dollywild5 years ago
The second set of photos did the trick- for some reason I was having trouble seeing what was making the bike stand stay standing- I think now that it is the other bikes themselves. This is brilliant, because that makes the bike rack very easy to move out of the way if you need the room. The rack itself can just lean against the wall. Thanks for a great instructable!
lamoix (author)  dollywild5 years ago
Glad to hear it! My original plans called for stabilizing legs on the stand, but when I built up a proof-of-concept, I realized that it was actually pretty stable on its own. The larger the piece of wood you use for the base of the stand, the sturdier it will be. The bikes mainly exert a side-to-side pressure on the stand, and don't get inserted far into it, so there is no danger of tipping.
dollywild5 years ago
Very nice looking- I admire the use of all the scrap wood. It stained up much nicer than I thought it would. Would you consider posting a photo of just one or two bikes on the rack? I a having trouble visualizing the finished product, and we desperately need something like this. Thanks!
lamoix (author)  dollywild5 years ago
Let me know if the second set of photos on Step 5 and Step 6 are enough to give you an idea of what the finished product looks like - if not, I'll post some more!
Great idea, clear instructions, good pictures and enough of them. I like how you reclaimed the wood, too. Portland sounds a lot more bike-friendly than a lot of places. We all have a lot to learn from your city. Thanks for posting this.
mickryobe5 years ago
It would be very helpful if there were an uncluttered picture of the completed rack so we could see the finished product and get an idea what we were striving for. It looks like a great project though.
lamoix (author)  mickryobe5 years ago
Thanks for pointing that out - see the final step, picture two.
maselval5 years ago
it's practically a triathlon's transition bike rack!! cool
lalalaux5 years ago
Wish I had room for something like this, very nice!
cbleslie5 years ago
... I see a bike polo bike! :)
To explain bike-polo to the uninitiated... http://en.wikipedia.org/wiki/Bike_polo
marbleman5 years ago

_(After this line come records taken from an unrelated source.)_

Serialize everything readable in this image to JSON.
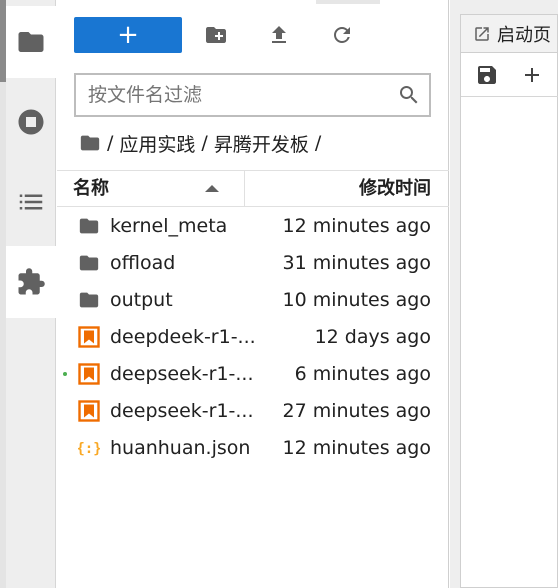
{
  "activity_bar": {
    "items": [
      {
        "icon": "folder-icon",
        "active": true
      },
      {
        "icon": "stop-circle-icon",
        "active": false
      },
      {
        "icon": "list-icon",
        "active": false
      },
      {
        "icon": "puzzle-icon",
        "active": true
      }
    ]
  },
  "toolbar": {
    "new_label": "+",
    "icons": [
      "new-folder-icon",
      "upload-icon",
      "refresh-icon"
    ],
    "accent_color": "#1976d2"
  },
  "filter": {
    "placeholder": "按文件名过滤",
    "value": ""
  },
  "breadcrumb": {
    "sep_root": "/",
    "parts": [
      "应用实践",
      "/",
      "昇腾开发板",
      "/"
    ]
  },
  "list": {
    "headers": {
      "name": "名称",
      "modified": "修改时间"
    },
    "rows": [
      {
        "icon": "folder-icon",
        "name": "kernel_meta",
        "modified": "12 minutes ago",
        "running": false
      },
      {
        "icon": "folder-icon",
        "name": "offload",
        "modified": "31 minutes ago",
        "running": false
      },
      {
        "icon": "folder-icon",
        "name": "output",
        "modified": "10 minutes ago",
        "running": false
      },
      {
        "icon": "notebook-icon",
        "name": "deepdeek-r1-...",
        "modified": "12 days ago",
        "running": false
      },
      {
        "icon": "notebook-icon",
        "name": "deepseek-r1-...",
        "modified": "6 minutes ago",
        "running": true
      },
      {
        "icon": "notebook-icon",
        "name": "deepseek-r1-...",
        "modified": "27 minutes ago",
        "running": false
      },
      {
        "icon": "json-icon",
        "name": "huanhuan.json",
        "modified": "12 minutes ago",
        "running": false
      }
    ]
  },
  "main": {
    "tab_label": "启动页",
    "panel_icons": [
      "save-icon",
      "add-icon"
    ]
  }
}
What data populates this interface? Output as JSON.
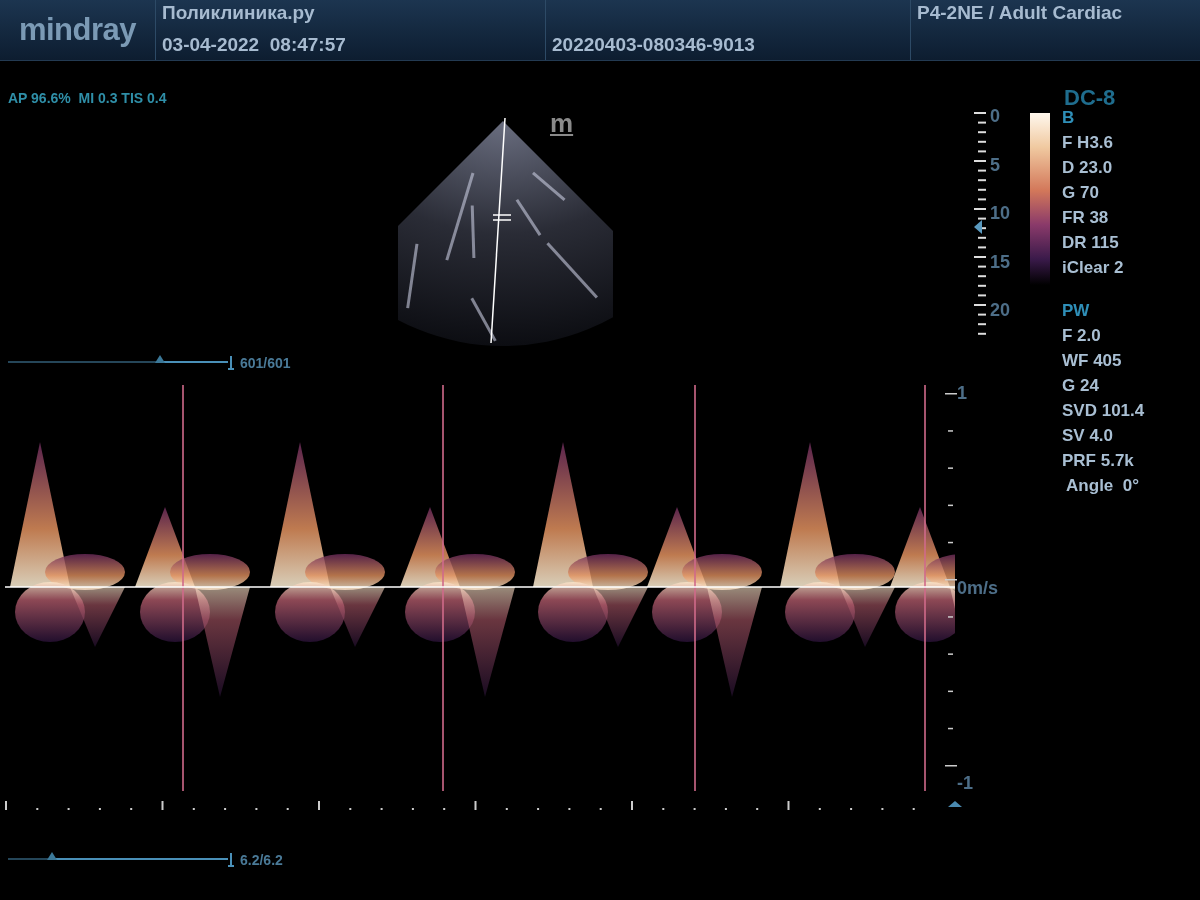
{
  "header": {
    "logo": "mindray",
    "clinic": "Поликлиника.ру",
    "datetime": "03-04-2022  08:47:57",
    "exam_id": "20220403-080346-9013",
    "probe_preset": "P4-2NE / Adult Cardiac"
  },
  "acoustic_output": "AP 96.6%  MI 0.3 TIS 0.4",
  "mode_marker": "m",
  "depth_scale": {
    "labels": [
      "0",
      "5",
      "10",
      "15",
      "20"
    ]
  },
  "cine_slider": {
    "level": 0.69,
    "reading": "601/601"
  },
  "velocity_scale": {
    "labels": [
      "1",
      "0m/s",
      "-1"
    ]
  },
  "sweep_slider": {
    "level": 0.2,
    "reading": "6.2/6.2"
  },
  "params": {
    "title": "DC-8",
    "sections": [
      {
        "heading": "B",
        "items": [
          "F H3.6",
          "D 23.0",
          "G 70",
          "FR 38",
          "DR 115",
          "iClear 2"
        ]
      },
      {
        "heading": "PW",
        "items": [
          "F 2.0",
          "WF 405",
          "G 24",
          "SVD 101.4",
          "SV 4.0",
          "PRF 5.7k",
          " Angle  0°"
        ]
      }
    ]
  }
}
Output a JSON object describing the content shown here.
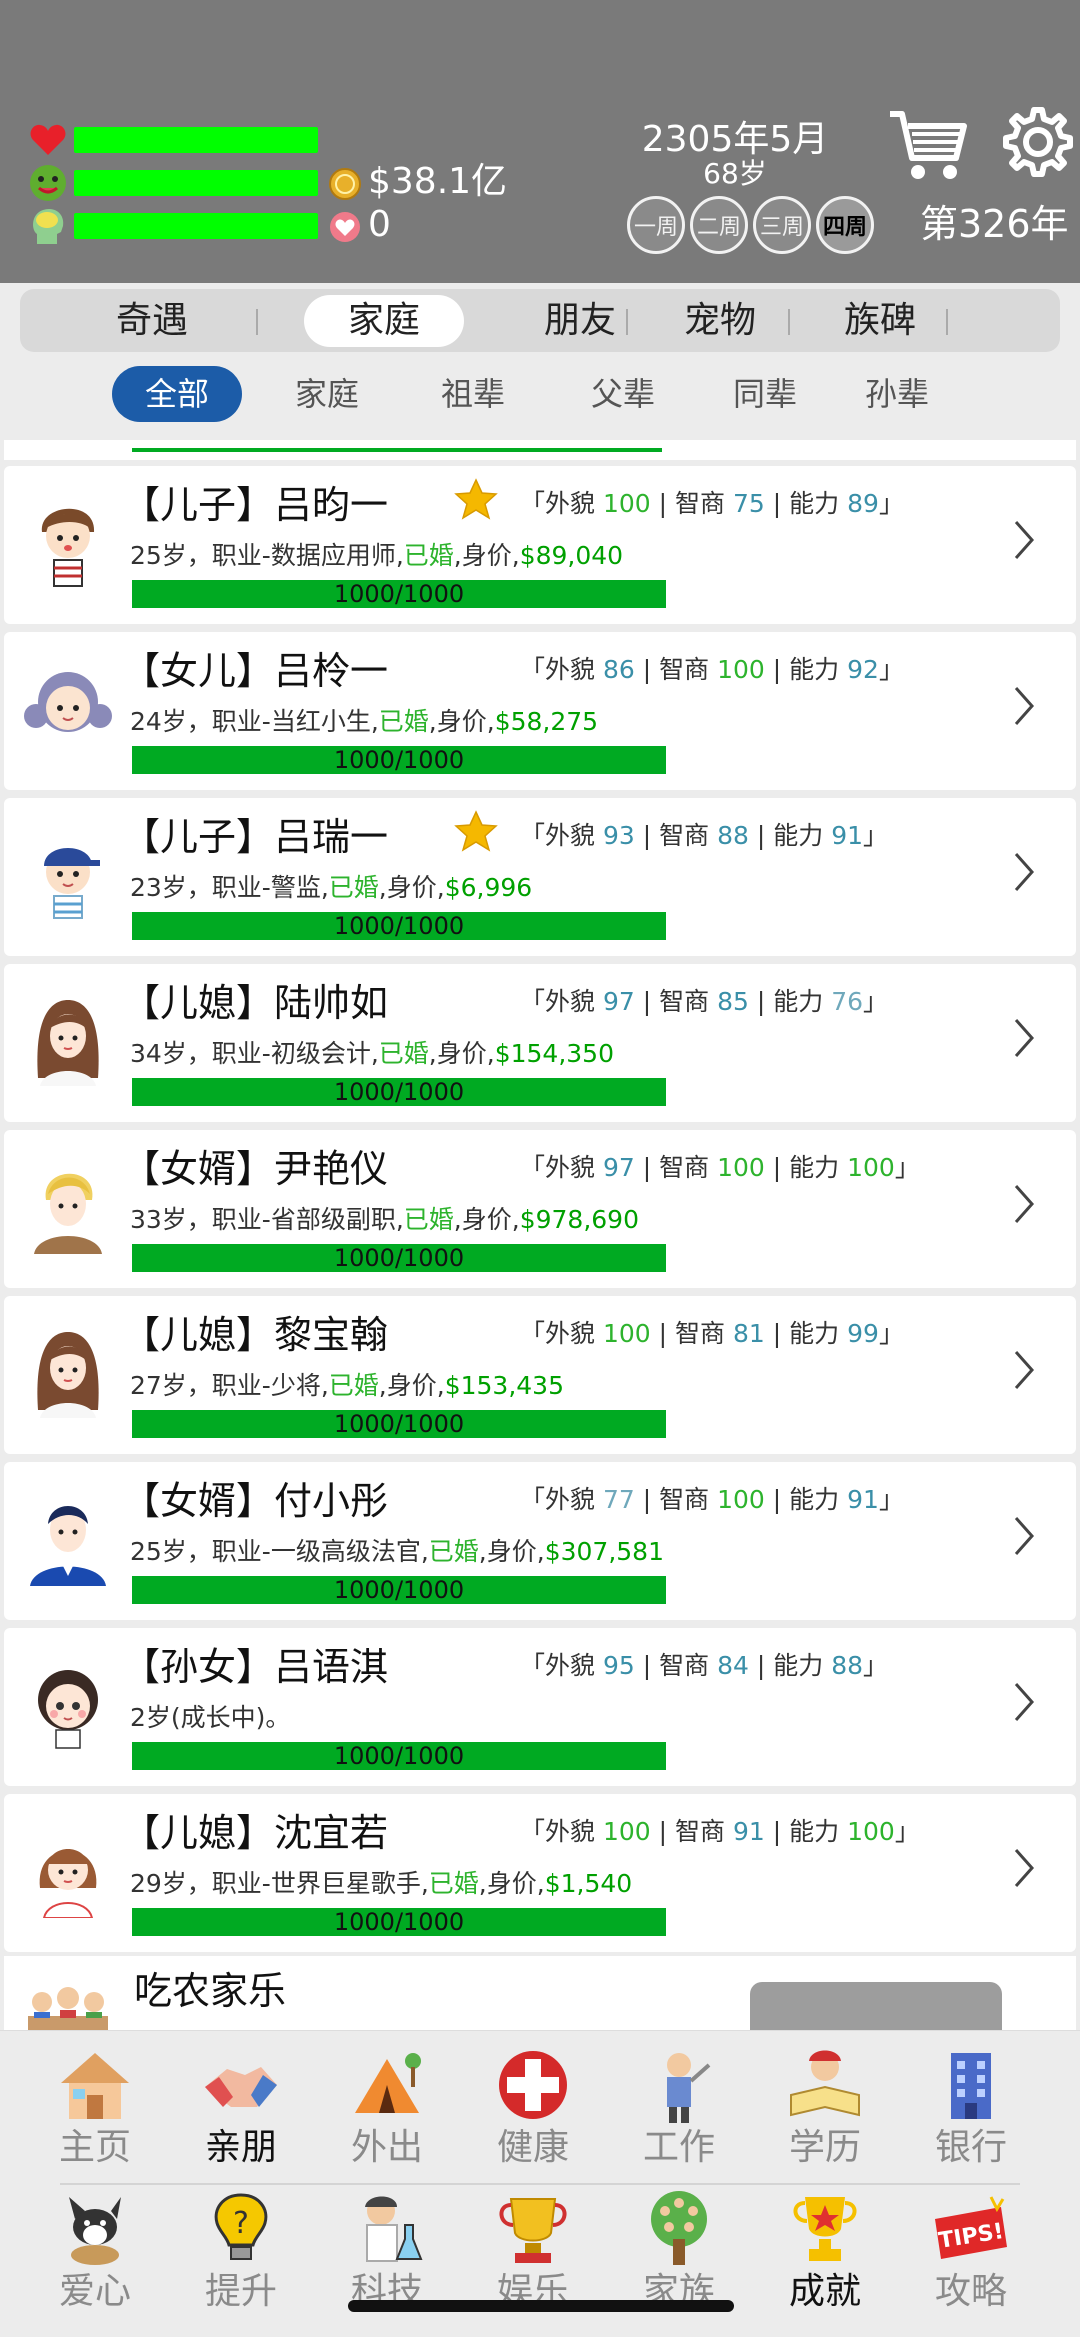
{
  "header": {
    "money": "$38.1亿",
    "happiness": "0",
    "date": "2305年5月",
    "age": "68岁",
    "weeks": [
      "一周",
      "二周",
      "三周",
      "四周"
    ],
    "active_week": 3,
    "year": "第326年"
  },
  "main_tabs": [
    {
      "label": "奇遇"
    },
    {
      "label": "家庭"
    },
    {
      "label": "朋友"
    },
    {
      "label": "宠物"
    },
    {
      "label": "族碑"
    }
  ],
  "active_tab": 1,
  "sub_filters": [
    {
      "label": "全部"
    },
    {
      "label": "家庭"
    },
    {
      "label": "祖辈"
    },
    {
      "label": "父辈"
    },
    {
      "label": "同辈"
    },
    {
      "label": "孙辈"
    }
  ],
  "active_filter": 0,
  "attr_labels": {
    "looks": "「外貌",
    "iq": "智商",
    "ability": "能力",
    "close": "」",
    "sep": "|"
  },
  "members": [
    {
      "name": "【儿子】吕昀一",
      "starred": true,
      "looks": "100",
      "looks_color": "#2db32d",
      "iq": "75",
      "iq_color": "#3a8fa8",
      "ability": "89",
      "ability_color": "#3a8fa8",
      "age_job": "25岁，职业-数据应用师,",
      "married": "已婚",
      "worth_label": ",身价,",
      "worth": "$89,040",
      "hp": "1000/1000",
      "avatar": "boy"
    },
    {
      "name": "【女儿】吕柃一",
      "starred": false,
      "looks": "86",
      "looks_color": "#3a8fa8",
      "iq": "100",
      "iq_color": "#2db32d",
      "ability": "92",
      "ability_color": "#3a8fa8",
      "age_job": "24岁，职业-当红小生,",
      "married": "已婚",
      "worth_label": ",身价,",
      "worth": "$58,275",
      "hp": "1000/1000",
      "avatar": "girl"
    },
    {
      "name": "【儿子】吕瑞一",
      "starred": true,
      "looks": "93",
      "looks_color": "#3a8fa8",
      "iq": "88",
      "iq_color": "#3a8fa8",
      "ability": "91",
      "ability_color": "#3a8fa8",
      "age_job": "23岁，职业-警监,",
      "married": "已婚",
      "worth_label": ",身价,",
      "worth": "$6,996",
      "hp": "1000/1000",
      "avatar": "capboy"
    },
    {
      "name": "【儿媳】陆帅如",
      "starred": false,
      "looks": "97",
      "looks_color": "#3a8fa8",
      "iq": "85",
      "iq_color": "#3a8fa8",
      "ability": "76",
      "ability_color": "#6fa8bb",
      "age_job": "34岁，职业-初级会计,",
      "married": "已婚",
      "worth_label": ",身价,",
      "worth": "$154,350",
      "hp": "1000/1000",
      "avatar": "woman"
    },
    {
      "name": "【女婿】尹艳仪",
      "starred": false,
      "looks": "97",
      "looks_color": "#3a8fa8",
      "iq": "100",
      "iq_color": "#2db32d",
      "ability": "100",
      "ability_color": "#2db32d",
      "age_job": "33岁，职业-省部级副职,",
      "married": "已婚",
      "worth_label": ",身价,",
      "worth": "$978,690",
      "hp": "1000/1000",
      "avatar": "blond"
    },
    {
      "name": "【儿媳】黎宝翰",
      "starred": false,
      "looks": "100",
      "looks_color": "#2db32d",
      "iq": "81",
      "iq_color": "#3a8fa8",
      "ability": "99",
      "ability_color": "#3a8fa8",
      "age_job": "27岁，职业-少将,",
      "married": "已婚",
      "worth_label": ",身价,",
      "worth": "$153,435",
      "hp": "1000/1000",
      "avatar": "woman"
    },
    {
      "name": "【女婿】付小彤",
      "starred": false,
      "looks": "77",
      "looks_color": "#6fa8bb",
      "iq": "100",
      "iq_color": "#2db32d",
      "ability": "91",
      "ability_color": "#3a8fa8",
      "age_job": "25岁，职业-一级高级法官,",
      "married": "已婚",
      "worth_label": ",身价,",
      "worth": "$307,581",
      "hp": "1000/1000",
      "avatar": "suit"
    },
    {
      "name": "【孙女】吕语淇",
      "starred": false,
      "looks": "95",
      "looks_color": "#3a8fa8",
      "iq": "84",
      "iq_color": "#3a8fa8",
      "ability": "88",
      "ability_color": "#3a8fa8",
      "age_job": "2岁(成长中)。",
      "married": "",
      "worth_label": "",
      "worth": "",
      "hp": "1000/1000",
      "avatar": "child"
    },
    {
      "name": "【儿媳】沈宜若",
      "starred": false,
      "looks": "100",
      "looks_color": "#2db32d",
      "iq": "91",
      "iq_color": "#3a8fa8",
      "ability": "100",
      "ability_color": "#2db32d",
      "age_job": "29岁，职业-世界巨星歌手,",
      "married": "已婚",
      "worth_label": ",身价,",
      "worth": "$1,540",
      "hp": "1000/1000",
      "avatar": "bobgirl"
    }
  ],
  "special": {
    "title": "吃农家乐"
  },
  "nav": {
    "row1": [
      {
        "label": "主页",
        "icon": "house-icon"
      },
      {
        "label": "亲朋",
        "icon": "handshake-icon"
      },
      {
        "label": "外出",
        "icon": "tent-icon"
      },
      {
        "label": "健康",
        "icon": "medical-cross-icon"
      },
      {
        "label": "工作",
        "icon": "worker-icon"
      },
      {
        "label": "学历",
        "icon": "reading-icon"
      },
      {
        "label": "银行",
        "icon": "bank-icon"
      }
    ],
    "row2": [
      {
        "label": "爱心",
        "icon": "dog-icon"
      },
      {
        "label": "提升",
        "icon": "bulb-icon"
      },
      {
        "label": "科技",
        "icon": "scientist-icon"
      },
      {
        "label": "娱乐",
        "icon": "trophy-cup-icon"
      },
      {
        "label": "家族",
        "icon": "family-tree-icon"
      },
      {
        "label": "成就",
        "icon": "trophy-icon"
      },
      {
        "label": "攻略",
        "icon": "tips-icon"
      }
    ],
    "strong_labels": [
      "亲朋",
      "成就"
    ]
  },
  "colors": {
    "header_bg": "#7a7a7a",
    "stat_bar": "#00ff00",
    "hp_bar": "#00aa22",
    "filter_active": "#1c5ca8",
    "married": "#2db32d"
  }
}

Must be a lot of hard work. Whoever stay in there, hope they start using it
k-twizel5 years ago
who get to clean up after dirty tire prints...
lamoix (author)  k-twizel5 years ago
That will be a downside, especially in the winter. I'll probably get a heavy-duty rug to put underneath it to soak up any mud. At least with this design it is the floor getting dirty and not the walls!
ilkejav5 years ago
bike polo yeah! nice instructable. I just wish my appartment was big enough.